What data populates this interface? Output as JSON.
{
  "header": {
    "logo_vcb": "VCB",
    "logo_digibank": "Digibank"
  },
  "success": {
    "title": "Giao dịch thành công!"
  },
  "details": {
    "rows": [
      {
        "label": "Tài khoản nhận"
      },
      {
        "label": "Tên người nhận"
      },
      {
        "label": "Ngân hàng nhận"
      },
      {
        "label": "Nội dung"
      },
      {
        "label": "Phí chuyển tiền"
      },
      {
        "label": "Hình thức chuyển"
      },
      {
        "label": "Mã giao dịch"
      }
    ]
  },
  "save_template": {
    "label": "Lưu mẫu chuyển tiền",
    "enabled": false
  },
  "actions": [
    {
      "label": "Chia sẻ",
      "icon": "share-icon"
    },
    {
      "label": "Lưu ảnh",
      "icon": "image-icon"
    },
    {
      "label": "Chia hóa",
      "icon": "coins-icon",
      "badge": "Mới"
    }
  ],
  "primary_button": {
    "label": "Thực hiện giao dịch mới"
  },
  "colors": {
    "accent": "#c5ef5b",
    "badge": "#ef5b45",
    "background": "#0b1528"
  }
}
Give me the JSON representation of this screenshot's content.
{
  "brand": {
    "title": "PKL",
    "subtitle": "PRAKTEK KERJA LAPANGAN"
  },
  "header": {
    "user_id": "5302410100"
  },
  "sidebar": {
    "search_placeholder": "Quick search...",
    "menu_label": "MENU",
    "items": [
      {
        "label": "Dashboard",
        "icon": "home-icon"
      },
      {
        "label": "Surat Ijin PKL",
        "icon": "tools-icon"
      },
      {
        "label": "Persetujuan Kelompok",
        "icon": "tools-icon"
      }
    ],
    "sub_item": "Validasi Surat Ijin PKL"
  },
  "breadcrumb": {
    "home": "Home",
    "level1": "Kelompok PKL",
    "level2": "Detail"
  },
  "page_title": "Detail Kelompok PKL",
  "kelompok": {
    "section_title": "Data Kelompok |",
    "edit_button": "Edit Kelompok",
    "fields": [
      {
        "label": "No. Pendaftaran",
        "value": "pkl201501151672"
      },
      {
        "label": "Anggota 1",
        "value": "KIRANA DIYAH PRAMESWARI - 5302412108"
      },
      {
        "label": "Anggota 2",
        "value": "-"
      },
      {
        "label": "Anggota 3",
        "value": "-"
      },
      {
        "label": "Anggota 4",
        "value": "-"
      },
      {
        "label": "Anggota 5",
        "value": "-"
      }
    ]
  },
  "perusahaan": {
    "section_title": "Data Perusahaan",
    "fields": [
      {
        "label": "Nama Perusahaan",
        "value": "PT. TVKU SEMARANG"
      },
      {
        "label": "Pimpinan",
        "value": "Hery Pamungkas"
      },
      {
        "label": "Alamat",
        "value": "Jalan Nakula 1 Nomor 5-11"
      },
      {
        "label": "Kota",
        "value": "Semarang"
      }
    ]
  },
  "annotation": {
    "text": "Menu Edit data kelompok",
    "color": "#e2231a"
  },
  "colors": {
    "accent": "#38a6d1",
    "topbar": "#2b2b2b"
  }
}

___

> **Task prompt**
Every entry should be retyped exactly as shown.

> **Result of this task**
What data populates this interface? Output as JSON.
{
  "header": {
    "logo_vcb": "VCB",
    "logo_digibank": "Digibank"
  },
  "success": {
    "title": "Giao dịch thành công!"
  },
  "details": {
    "rows": [
      {
        "label": "Tài khoản nhận"
      },
      {
        "label": "Tên người nhận"
      },
      {
        "label": "Ngân hàng nhận"
      },
      {
        "label": "Nội dung"
      },
      {
        "label": "Phí chuyển tiền"
      },
      {
        "label": "Hình thức chuyển"
      },
      {
        "label": "Mã giao dịch"
      }
    ]
  },
  "save_template": {
    "label": "Lưu mẫu chuyển tiền",
    "enabled": false
  },
  "actions": [
    {
      "label": "Chia sẻ",
      "icon": "share-icon"
    },
    {
      "label": "Lưu ảnh",
      "icon": "image-icon"
    },
    {
      "label": "Chia hóa",
      "icon": "coins-icon",
      "badge": "Mới"
    }
  ],
  "primary_button": {
    "label": "Thực hiện giao dịch mới"
  },
  "colors": {
    "accent": "#c5ef5b",
    "badge": "#ef5b45",
    "background": "#0b1528"
  }
}
Give me the JSON representation of this screenshot's content.
{
  "brand": {
    "title": "PKL",
    "subtitle": "PRAKTEK KERJA LAPANGAN"
  },
  "header": {
    "user_id": "5302410100"
  },
  "sidebar": {
    "search_placeholder": "Quick search...",
    "menu_label": "MENU",
    "items": [
      {
        "label": "Dashboard",
        "icon": "home-icon"
      },
      {
        "label": "Surat Ijin PKL",
        "icon": "tools-icon"
      },
      {
        "label": "Persetujuan Kelompok",
        "icon": "tools-icon"
      }
    ],
    "sub_item": "Validasi Surat Ijin PKL"
  },
  "breadcrumb": {
    "home": "Home",
    "level1": "Kelompok PKL",
    "level2": "Detail"
  },
  "page_title": "Detail Kelompok PKL",
  "kelompok": {
    "section_title": "Data Kelompok |",
    "edit_button": "Edit Kelompok",
    "fields": [
      {
        "label": "No. Pendaftaran",
        "value": "pkl201501151672"
      },
      {
        "label": "Anggota 1",
        "value": "KIRANA DIYAH PRAMESWARI - 5302412108"
      },
      {
        "label": "Anggota 2",
        "value": "-"
      },
      {
        "label": "Anggota 3",
        "value": "-"
      },
      {
        "label": "Anggota 4",
        "value": "-"
      },
      {
        "label": "Anggota 5",
        "value": "-"
      }
    ]
  },
  "perusahaan": {
    "section_title": "Data Perusahaan",
    "fields": [
      {
        "label": "Nama Perusahaan",
        "value": "PT. TVKU SEMARANG"
      },
      {
        "label": "Pimpinan",
        "value": "Hery Pamungkas"
      },
      {
        "label": "Alamat",
        "value": "Jalan Nakula 1 Nomor 5-11"
      },
      {
        "label": "Kota",
        "value": "Semarang"
      }
    ]
  },
  "annotation": {
    "text": "Menu Edit data kelompok",
    "color": "#e2231a"
  },
  "colors": {
    "accent": "#38a6d1",
    "topbar": "#2b2b2b"
  }
}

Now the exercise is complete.